For another thing, if I had wimped out and asked for a ride, our old station wagon likely wouldn’t have started, like it or not. I’d have had to mess around under the hood while my mom shivered behind the wheel, waiting for the signal to “try it now.’’ After Dad died, my mom always had engine heaters in her Chevies and electrical cords as big around as my forearm.

A week ago Sunday morning, I looked out and saw a guy putting up an ice shack on the river’s ice. I double-checked the temperature. Yup, minus 15 degrees. Well, I thought, at least his pickup started.

To escape cold weather, Nancy’s older brother moved a few years ago from the Denver area to a small town near some mountains in New Mexico. I’m pretty sure we’ll never see him back here again in the winter, although in his younger days in Los Angeles, he sometimes liked to shovel snow when he visited for Christmas.

Recently, a guy asked me if I ever thought of moving south. I have, I confessed.
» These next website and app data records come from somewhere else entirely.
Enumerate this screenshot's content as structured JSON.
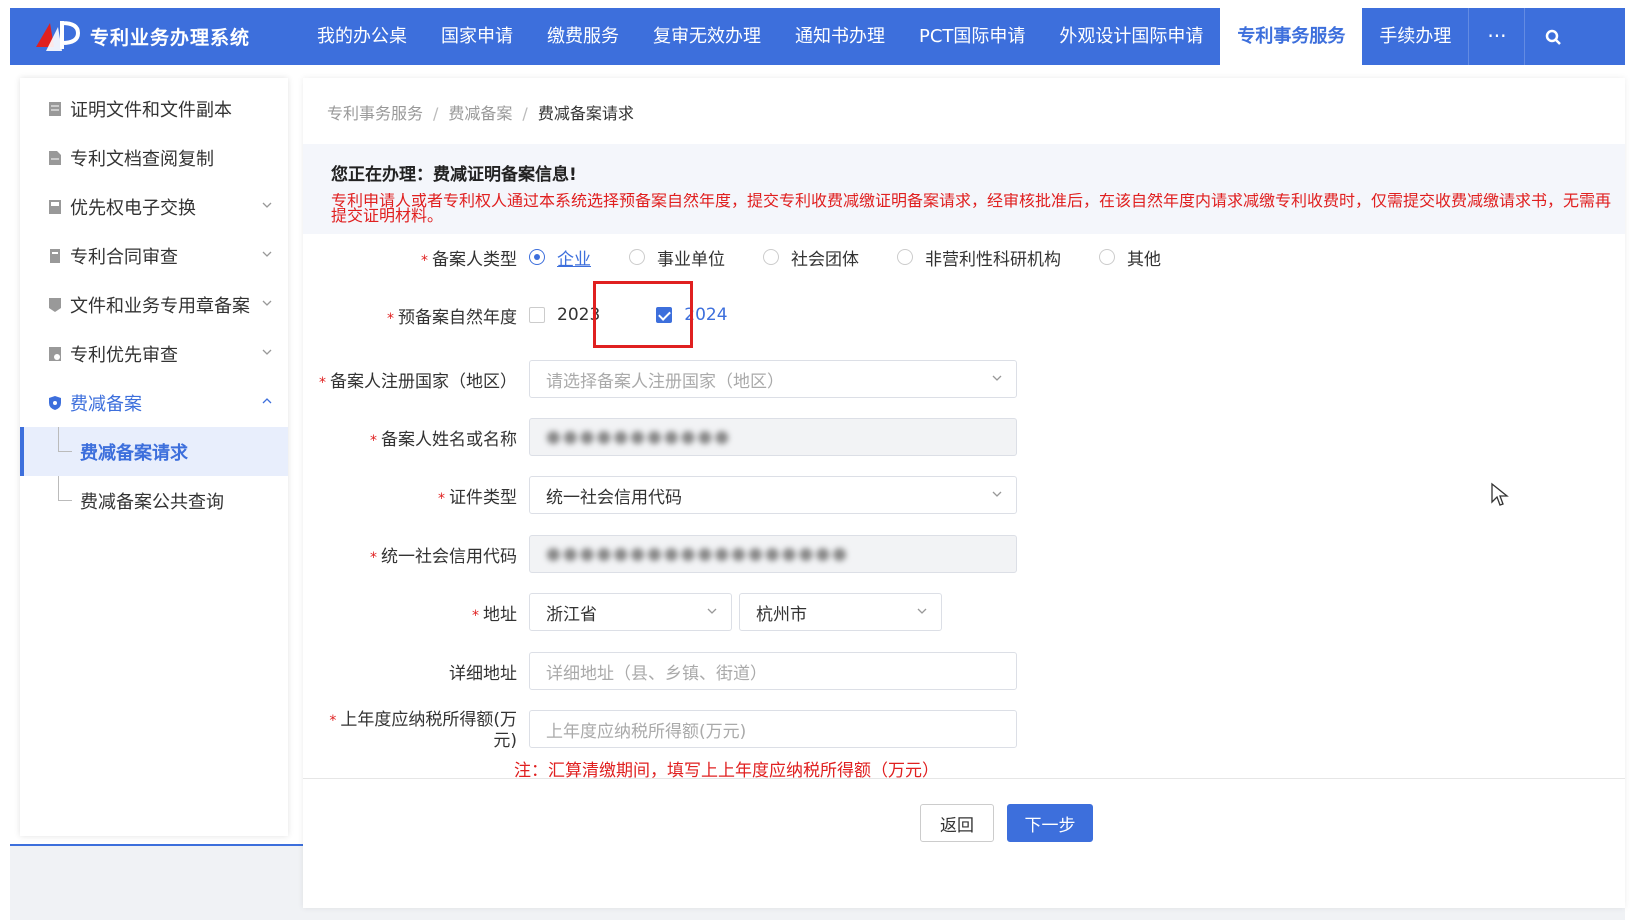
{
  "app": {
    "title": "专利业务办理系统"
  },
  "nav": {
    "items": [
      "我的办公桌",
      "国家申请",
      "缴费服务",
      "复审无效办理",
      "通知书办理",
      "PCT国际申请",
      "外观设计国际申请",
      "专利事务服务",
      "手续办理"
    ],
    "active": "专利事务服务",
    "more": "···"
  },
  "sidebar": {
    "items": [
      {
        "label": "证明文件和文件副本",
        "icon": "document-icon",
        "expandable": false
      },
      {
        "label": "专利文档查阅复制",
        "icon": "document-icon",
        "expandable": false
      },
      {
        "label": "优先权电子交换",
        "icon": "exchange-icon",
        "expandable": true
      },
      {
        "label": "专利合同审查",
        "icon": "contract-icon",
        "expandable": true
      },
      {
        "label": "文件和业务专用章备案",
        "icon": "stamp-icon",
        "expandable": true
      },
      {
        "label": "专利优先审查",
        "icon": "review-icon",
        "expandable": true
      },
      {
        "label": "费减备案",
        "icon": "shield-icon",
        "expandable": true,
        "open": true
      }
    ],
    "subitems": [
      {
        "label": "费减备案请求",
        "active": true
      },
      {
        "label": "费减备案公共查询",
        "active": false
      }
    ]
  },
  "breadcrumb": [
    "专利事务服务",
    "费减备案",
    "费减备案请求"
  ],
  "breadcrumb_sep": "/",
  "notice": {
    "title": "您正在办理：费减证明备案信息!",
    "text": "专利申请人或者专利权人通过本系统选择预备案自然年度，提交专利收费减缴证明备案请求，经审核批准后，在该自然年度内请求减缴专利收费时，仅需提交收费减缴请求书，无需再提交证明材料。"
  },
  "form": {
    "filer_type": {
      "label": "备案人类型",
      "options": [
        "企业",
        "事业单位",
        "社会团体",
        "非营利性科研机构",
        "其他"
      ],
      "selected": "企业"
    },
    "year": {
      "label": "预备案自然年度",
      "options": [
        {
          "label": "2023",
          "checked": false
        },
        {
          "label": "2024",
          "checked": true
        }
      ]
    },
    "country": {
      "label": "备案人注册国家（地区）",
      "placeholder": "请选择备案人注册国家（地区）"
    },
    "name": {
      "label": "备案人姓名或名称",
      "value": "●●●●●●●●●●●"
    },
    "id_type": {
      "label": "证件类型",
      "value": "统一社会信用代码"
    },
    "credit_code": {
      "label": "统一社会信用代码",
      "value": "●●●●●●●●●●●●●●●●●●"
    },
    "address": {
      "label": "地址",
      "province": "浙江省",
      "city": "杭州市"
    },
    "detail_address": {
      "label": "详细地址",
      "placeholder": "详细地址（县、乡镇、街道）"
    },
    "taxable_income": {
      "label_line1": "上年度应纳税所得额(万",
      "label_line2": "元)",
      "placeholder": "上年度应纳税所得额(万元)",
      "hint": "注：汇算清缴期间，填写上上年度应纳税所得额（万元）"
    },
    "required_mark": "*"
  },
  "buttons": {
    "back": "返回",
    "next": "下一步"
  },
  "colors": {
    "brand": "#3d6fdc",
    "error": "#e02020"
  }
}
But then I’d forget how good it feels when a cold snap ends here on the plains.